Lancashire Religious Writers and the English Monarchy, 1521-1689
Author: Malcolm Hardman
Publisher: Fairleigh Dickinson Univ Press
The market town of Bolton in the County and royal Duchy of Lancaster has been noted by specialist scholars and general writers alike for its extraordinary contribution to the history of the Reformation, Civil War, and Nonconformity, and to its stream of vigorous religious writers. In this book for the first time these authors are located in their native landscape and discussed in their rich individuality and as a group. Aiming at supremacy in church and state, Henry VIII had destroyed regional pilgrimage shrines that drew both earthly and religious loyalty. Seeking a fairer image of God in Trinity, religious writers felt compelled to modify political concepts of authority, sovereignty, and assent already associated with Father, son, and Spirit. In the process, both God and the king were transformed.
The Guide to Best Places and Practices
Author: Paul Wilkes
Publisher: Paulist Press
The author provides an in-depth look at eight diverse models of excellence, a directory of hundreds of great parishes throughout the country, and listings of those traits common to excellence that can be reproduced in parishes everywhere.
The Brief and Tragic History of the Lost Colony of Roanoke
Author: James Horn
Publisher: Basic Books
In 1587, John White and 117 men, women, and children landed off the coast of North Carolina on Roanoke Island, hoping to carve a colony from fearsome wilderness.

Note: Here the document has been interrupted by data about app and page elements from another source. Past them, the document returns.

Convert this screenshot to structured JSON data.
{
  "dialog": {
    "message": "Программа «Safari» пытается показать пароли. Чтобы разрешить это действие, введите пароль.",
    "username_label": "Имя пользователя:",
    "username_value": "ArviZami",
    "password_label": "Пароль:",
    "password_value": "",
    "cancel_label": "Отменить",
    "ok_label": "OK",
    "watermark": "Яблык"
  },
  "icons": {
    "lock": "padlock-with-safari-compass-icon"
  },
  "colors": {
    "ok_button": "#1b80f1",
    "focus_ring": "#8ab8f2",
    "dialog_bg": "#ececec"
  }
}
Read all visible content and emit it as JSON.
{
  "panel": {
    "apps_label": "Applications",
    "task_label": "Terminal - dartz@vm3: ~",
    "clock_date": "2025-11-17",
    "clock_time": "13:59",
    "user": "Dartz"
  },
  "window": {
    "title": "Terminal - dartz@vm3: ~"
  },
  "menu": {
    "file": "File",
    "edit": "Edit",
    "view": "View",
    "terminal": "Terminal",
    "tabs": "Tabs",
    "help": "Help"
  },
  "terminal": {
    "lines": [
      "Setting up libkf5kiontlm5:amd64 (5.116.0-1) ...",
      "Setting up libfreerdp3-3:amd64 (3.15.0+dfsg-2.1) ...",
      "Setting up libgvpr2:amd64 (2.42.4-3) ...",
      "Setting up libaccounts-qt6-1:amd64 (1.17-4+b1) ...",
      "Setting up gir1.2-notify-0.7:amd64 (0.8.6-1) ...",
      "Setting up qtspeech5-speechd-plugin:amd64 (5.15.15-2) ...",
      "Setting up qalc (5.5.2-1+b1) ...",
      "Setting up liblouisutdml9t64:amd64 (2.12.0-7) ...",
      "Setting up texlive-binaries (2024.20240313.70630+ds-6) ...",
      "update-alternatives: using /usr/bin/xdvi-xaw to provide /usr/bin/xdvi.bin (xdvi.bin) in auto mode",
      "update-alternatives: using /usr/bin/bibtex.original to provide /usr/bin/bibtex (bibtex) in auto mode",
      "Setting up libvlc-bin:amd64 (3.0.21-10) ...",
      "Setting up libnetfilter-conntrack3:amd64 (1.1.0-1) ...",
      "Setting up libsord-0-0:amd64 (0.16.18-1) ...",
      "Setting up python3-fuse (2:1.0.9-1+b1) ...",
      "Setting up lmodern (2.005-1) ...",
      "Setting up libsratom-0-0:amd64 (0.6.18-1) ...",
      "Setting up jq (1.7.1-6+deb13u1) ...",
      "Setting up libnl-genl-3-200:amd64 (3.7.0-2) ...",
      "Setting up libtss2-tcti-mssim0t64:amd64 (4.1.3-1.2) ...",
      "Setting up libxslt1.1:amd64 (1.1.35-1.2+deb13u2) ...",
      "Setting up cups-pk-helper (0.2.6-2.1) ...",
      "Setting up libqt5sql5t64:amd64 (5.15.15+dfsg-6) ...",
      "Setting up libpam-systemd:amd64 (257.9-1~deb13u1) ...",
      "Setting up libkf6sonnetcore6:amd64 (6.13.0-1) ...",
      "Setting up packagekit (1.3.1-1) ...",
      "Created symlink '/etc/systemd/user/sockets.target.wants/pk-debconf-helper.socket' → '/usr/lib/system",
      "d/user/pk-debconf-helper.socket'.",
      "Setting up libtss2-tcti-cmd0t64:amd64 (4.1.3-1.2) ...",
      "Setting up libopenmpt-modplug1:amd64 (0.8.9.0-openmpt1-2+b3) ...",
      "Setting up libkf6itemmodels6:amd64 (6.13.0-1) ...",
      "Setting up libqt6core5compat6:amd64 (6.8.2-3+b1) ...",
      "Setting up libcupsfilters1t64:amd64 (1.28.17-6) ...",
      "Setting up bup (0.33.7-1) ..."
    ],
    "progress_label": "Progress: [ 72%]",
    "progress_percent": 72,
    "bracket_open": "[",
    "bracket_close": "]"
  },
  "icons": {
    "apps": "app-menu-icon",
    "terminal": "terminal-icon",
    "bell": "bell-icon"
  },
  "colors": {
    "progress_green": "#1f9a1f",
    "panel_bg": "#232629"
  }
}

A mere month later, facing quickly diminishing supplies and a fierce native population, White sailed back to England in desperation. He persuaded the wealthy Sir Walter Raleigh, the expedition’s sponsor, to rescue the imperiled colonists, but by the time White returned with aid the colonists of Roanoke were nowhere to be found. He never saw his friends or family again. In this gripping account based on new archival material, colonial historian James Horn tells for the first time the complete story of what happened to the Roanoke colonists and their descendants. A compellingly original examination of one of the great unsolved mysteries of American history, A Kingdom Strange will be essential reading for anyone interested in our national origins.
How Neighborhood Churches Are Transforming Mission, Discipleship and Community
Author: Paul Sparks,Tim Soerens,Dwight J. Friesen
Publisher: InterVarsity Press
2015 Christianity Today Award of Merit (The Church/Pastoral Leadership) 2014 Readers' Choice Awards Honorable Mention 2014 Best Books About the Church from Byron Borger, Hearts and Minds Bookstore "When . . . faith communities begin connecting together, in and for the neighborhood, they learn to depend on God for strength to love, forgive and show grace like never before. . . . The gospel becomes so much more tangible and compelling when the local church is actually a part of the community, connected to the struggles of the people, and even the land itself." Paul Sparks, Tim Soerens and Dwight J. Friesen have seen—in cities, suburbs and small towns all over North America—how powerful the gospel can be when it takes root in the context of a place, at the intersection of geography, demography, economy and culture. This is not a new idea—the concept of a parish is as old as Paul's letters to the various communities of the ancient church. But in an age of dislocation and disengagement, the notion of a church that knows its place and gives itself to where it finds itself is like a breath of fresh air, like a sign of new life.
Faith in the City
Author: Lowell Livezey
Publisher: NYU Press
American cities are in the midst of fundamental changes. De-industrialization of large, aging cities has been enormously disruptive for urban communities, which are being increasingly fragmented. Though often overlooked, religious organizations are important actors, both culturally and politically in the restructuring metropolis. Public Religion and Urban Transformation provides a sweeping view of urban religion in response to these transformations. Drawing on a massive study of over seventy-five congregations in urban neighborhoods, this volume provides the most comprehensive picture available of urban places of worship-from mosques and gurdwaras to churches and synagogues-within one city. Revisiting the primary site of research for the early members of the Chicago School of urban sociology, the volume focuses on Chicago, which provides an exceptionally clear lens on the ways in which religious organizations both reflect and contribute to changes in American pluralism. From the churches of a Mexican American neighborhood and of the Black middle class to communities shared by Jews, Christians, Hindus, and Muslims and the rise of "megachurches," Public Religion and Urban Transformation illuminates the complex interactions among religion, urban structure, and social change at this extraordinary episode in the history of urban America.